**Your task:**
Reproduce every record precisely, leaving no line out.

**Exercise input:**

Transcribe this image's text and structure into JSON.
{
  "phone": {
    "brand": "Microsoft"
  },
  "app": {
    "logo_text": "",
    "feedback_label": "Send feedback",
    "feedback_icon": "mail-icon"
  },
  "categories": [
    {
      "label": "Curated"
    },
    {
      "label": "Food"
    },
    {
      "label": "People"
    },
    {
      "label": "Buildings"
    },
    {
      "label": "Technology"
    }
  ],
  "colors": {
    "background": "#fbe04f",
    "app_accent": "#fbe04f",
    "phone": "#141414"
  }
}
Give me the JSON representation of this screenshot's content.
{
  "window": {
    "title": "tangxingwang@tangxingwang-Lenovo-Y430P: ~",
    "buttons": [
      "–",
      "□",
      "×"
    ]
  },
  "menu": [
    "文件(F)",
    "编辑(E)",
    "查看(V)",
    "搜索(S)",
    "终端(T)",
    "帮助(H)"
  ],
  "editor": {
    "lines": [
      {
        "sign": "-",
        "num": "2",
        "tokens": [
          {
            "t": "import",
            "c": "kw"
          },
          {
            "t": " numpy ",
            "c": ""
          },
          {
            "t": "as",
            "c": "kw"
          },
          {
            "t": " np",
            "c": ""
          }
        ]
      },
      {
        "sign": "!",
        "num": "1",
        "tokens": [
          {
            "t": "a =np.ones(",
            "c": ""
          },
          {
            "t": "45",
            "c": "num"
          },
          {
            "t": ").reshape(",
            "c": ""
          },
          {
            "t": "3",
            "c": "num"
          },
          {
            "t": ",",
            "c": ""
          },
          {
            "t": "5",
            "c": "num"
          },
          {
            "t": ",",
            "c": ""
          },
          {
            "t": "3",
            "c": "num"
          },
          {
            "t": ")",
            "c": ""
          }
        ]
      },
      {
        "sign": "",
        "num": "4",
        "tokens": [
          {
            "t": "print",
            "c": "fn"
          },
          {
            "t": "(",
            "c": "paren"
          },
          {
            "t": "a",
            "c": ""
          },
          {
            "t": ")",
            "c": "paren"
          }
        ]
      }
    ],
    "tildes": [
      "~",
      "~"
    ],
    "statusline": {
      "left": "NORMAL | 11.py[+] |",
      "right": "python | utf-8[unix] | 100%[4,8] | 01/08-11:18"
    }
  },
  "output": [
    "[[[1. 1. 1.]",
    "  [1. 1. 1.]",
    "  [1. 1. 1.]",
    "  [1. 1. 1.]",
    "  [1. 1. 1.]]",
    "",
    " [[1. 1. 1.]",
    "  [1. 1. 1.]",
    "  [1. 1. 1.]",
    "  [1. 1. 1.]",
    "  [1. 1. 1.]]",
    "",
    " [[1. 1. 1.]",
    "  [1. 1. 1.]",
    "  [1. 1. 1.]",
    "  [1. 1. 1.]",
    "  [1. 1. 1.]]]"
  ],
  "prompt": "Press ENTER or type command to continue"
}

**Output below:**
Transcribe this image's text and structure into JSON.
{
  "phone": {
    "brand": "Microsoft"
  },
  "app": {
    "logo_text": "",
    "feedback_label": "Send feedback",
    "feedback_icon": "mail-icon"
  },
  "categories": [
    {
      "label": "Curated"
    },
    {
      "label": "Food"
    },
    {
      "label": "People"
    },
    {
      "label": "Buildings"
    },
    {
      "label": "Technology"
    }
  ],
  "colors": {
    "background": "#fbe04f",
    "app_accent": "#fbe04f",
    "phone": "#141414"
  }
}
Give me the JSON representation of this screenshot's content.
{
  "window": {
    "title": "tangxingwang@tangxingwang-Lenovo-Y430P: ~",
    "buttons": [
      "–",
      "□",
      "×"
    ]
  },
  "menu": [
    "文件(F)",
    "编辑(E)",
    "查看(V)",
    "搜索(S)",
    "终端(T)",
    "帮助(H)"
  ],
  "editor": {
    "lines": [
      {
        "sign": "-",
        "num": "2",
        "tokens": [
          {
            "t": "import",
            "c": "kw"
          },
          {
            "t": " numpy ",
            "c": ""
          },
          {
            "t": "as",
            "c": "kw"
          },
          {
            "t": " np",
            "c": ""
          }
        ]
      },
      {
        "sign": "!",
        "num": "1",
        "tokens": [
          {
            "t": "a =np.ones(",
            "c": ""
          },
          {
            "t": "45",
            "c": "num"
          },
          {
            "t": ").reshape(",
            "c": ""
          },
          {
            "t": "3",
            "c": "num"
          },
          {
            "t": ",",
            "c": ""
          },
          {
            "t": "5",
            "c": "num"
          },
          {
            "t": ",",
            "c": ""
          },
          {
            "t": "3",
            "c": "num"
          },
          {
            "t": ")",
            "c": ""
          }
        ]
      },
      {
        "sign": "",
        "num": "4",
        "tokens": [
          {
            "t": "print",
            "c": "fn"
          },
          {
            "t": "(",
            "c": "paren"
          },
          {
            "t": "a",
            "c": ""
          },
          {
            "t": ")",
            "c": "paren"
          }
        ]
      }
    ],
    "tildes": [
      "~",
      "~"
    ],
    "statusline": {
      "left": "NORMAL | 11.py[+] |",
      "right": "python | utf-8[unix] | 100%[4,8] | 01/08-11:18"
    }
  },
  "output": [
    "[[[1. 1. 1.]",
    "  [1. 1. 1.]",
    "  [1. 1. 1.]",
    "  [1. 1. 1.]",
    "  [1. 1. 1.]]",
    "",
    " [[1. 1. 1.]",
    "  [1. 1. 1.]",
    "  [1. 1. 1.]",
    "  [1. 1. 1.]",
    "  [1. 1. 1.]]",
    "",
    " [[1. 1. 1.]",
    "  [1. 1. 1.]",
    "  [1. 1. 1.]",
    "  [1. 1. 1.]",
    "  [1. 1. 1.]]]"
  ],
  "prompt": "Press ENTER or type command to continue"
}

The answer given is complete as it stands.